Minnesota’s new law will take effect on July 1, 2023, prohibiting all noncompete agreements, except those entered during the sale of a business or in anticipation of the dissolution of a business. The law will not apply retroactively to void existing noncompete agreements and will not prohibit the continued use of non-solicitation, confidentiality, trade secret
On January 13, 2022, the United States Supreme Court issued a stay of the Occupational Safety and Health Administration’s (“OSHA”) COVID vaccine-or-test rule for large employers. Although the OSHA rule is effectively off the table, there are still a host of COVID rules that employers must comply with.
Stoel Rives has created an interactive map…
As restrictions are easing, employers are planning for and starting to bring people back to work. In these extraordinary times, everyone recognizes that things will not be business as usual. Here is our “Top 10” checklist of things to consider as we move toward the “new normal.”

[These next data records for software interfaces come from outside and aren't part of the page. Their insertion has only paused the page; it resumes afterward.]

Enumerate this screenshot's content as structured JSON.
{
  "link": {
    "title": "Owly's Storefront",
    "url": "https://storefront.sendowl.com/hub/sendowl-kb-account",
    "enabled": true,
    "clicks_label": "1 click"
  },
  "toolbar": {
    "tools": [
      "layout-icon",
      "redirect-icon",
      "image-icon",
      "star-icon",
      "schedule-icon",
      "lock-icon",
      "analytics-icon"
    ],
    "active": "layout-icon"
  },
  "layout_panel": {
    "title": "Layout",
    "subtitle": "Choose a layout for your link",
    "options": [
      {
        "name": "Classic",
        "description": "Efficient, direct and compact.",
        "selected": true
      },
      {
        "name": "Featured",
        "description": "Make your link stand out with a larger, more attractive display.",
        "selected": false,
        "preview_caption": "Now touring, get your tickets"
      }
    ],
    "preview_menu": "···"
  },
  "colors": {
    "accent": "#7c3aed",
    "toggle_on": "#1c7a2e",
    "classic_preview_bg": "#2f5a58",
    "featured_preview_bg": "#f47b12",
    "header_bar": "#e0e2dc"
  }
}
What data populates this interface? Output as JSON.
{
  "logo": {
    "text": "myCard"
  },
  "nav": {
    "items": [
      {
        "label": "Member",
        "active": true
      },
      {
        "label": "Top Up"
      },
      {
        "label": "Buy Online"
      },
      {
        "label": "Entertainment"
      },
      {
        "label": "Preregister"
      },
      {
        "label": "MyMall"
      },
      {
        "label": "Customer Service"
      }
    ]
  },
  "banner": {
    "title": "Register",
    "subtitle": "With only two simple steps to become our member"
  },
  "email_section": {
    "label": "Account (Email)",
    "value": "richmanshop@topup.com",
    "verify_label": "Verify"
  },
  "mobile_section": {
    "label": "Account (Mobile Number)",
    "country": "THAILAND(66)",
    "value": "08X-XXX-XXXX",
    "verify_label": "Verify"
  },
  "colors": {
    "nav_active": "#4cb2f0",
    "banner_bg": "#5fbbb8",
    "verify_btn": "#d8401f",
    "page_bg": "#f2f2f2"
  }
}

- Reluctant Returners. Many employees are eager to return
The Department of Labor’s controversial rule that required “white collar” employees to be paid at least $47,476 per year in order to be exempt from the Fair Labor Standards Act will NOT go into effect on December 1, 2016 as planned (we wrote about the rule here). A Texas federal judge on Tuesday agreed with 21 states that a nationwide preliminary injunction was necessary to prevent irreparable harm to states and employers if the rule went into effect on December 1.
What does this mean for employers now?
Continue Reading Breaking News: DOL Salary Rule Blocked By Federal Judge
Minnesota employers, take note: laws that impact you are changing this year. Not only did the Minnesota legislature recently expand the use of employee sick leave (as we blogged about here) and legalize same-sex marriage, but several other changes occurred this year that may directly impact your business. Here’s a quick round up of some of the most important new laws enacted by the legislature affecting Minnesota employers.
Criminal Background Checks
Perhaps the most notable change is, beginning January 1, 2014, most Minnesota employers must change their standard employment applications and hiring practices related to use of a job applicant’s criminal history. The new "ban the box" law, which refers to the check box on most employment applications asking about an applicant’s criminal history, will bar private employers from asking about or considering an applicant’s criminal history until (1) the applicant is selected for an interview or (2) if there is no interview, the applicant receives a conditional offer of employment. Employers who have a statutory duty to conduct criminal history investigations or otherwise consider criminal history in the employment process, such as school districts and many health and human services providers, are exempt from the new law.
When the law goes into effect, Minnesota employers who previously required all applicants to disclose criminal history will need to defer the inquiry until further into the interview process.Continue Reading 2013 Minnesota Labor and Employment Update
Minnesota sick leave family member “Minnesota Sick or Injured Child Care Leave Act”…
Continue Reading Minnesota Legislature Expands Employee Right To Use Sick Leave To Care For Family Members
Wal-Mart Stores Inc. announced yesterday that it will pay $54.25 million to settle a class-action lawsuit over allegations that Wal-Mart made its employees work during break time and off the clock after regular working hours. The class consists of approximately 100,000 current and former hourly employees who worked at Minnesota Wal-Marts and Sam’s Clubs between September 11, 1998…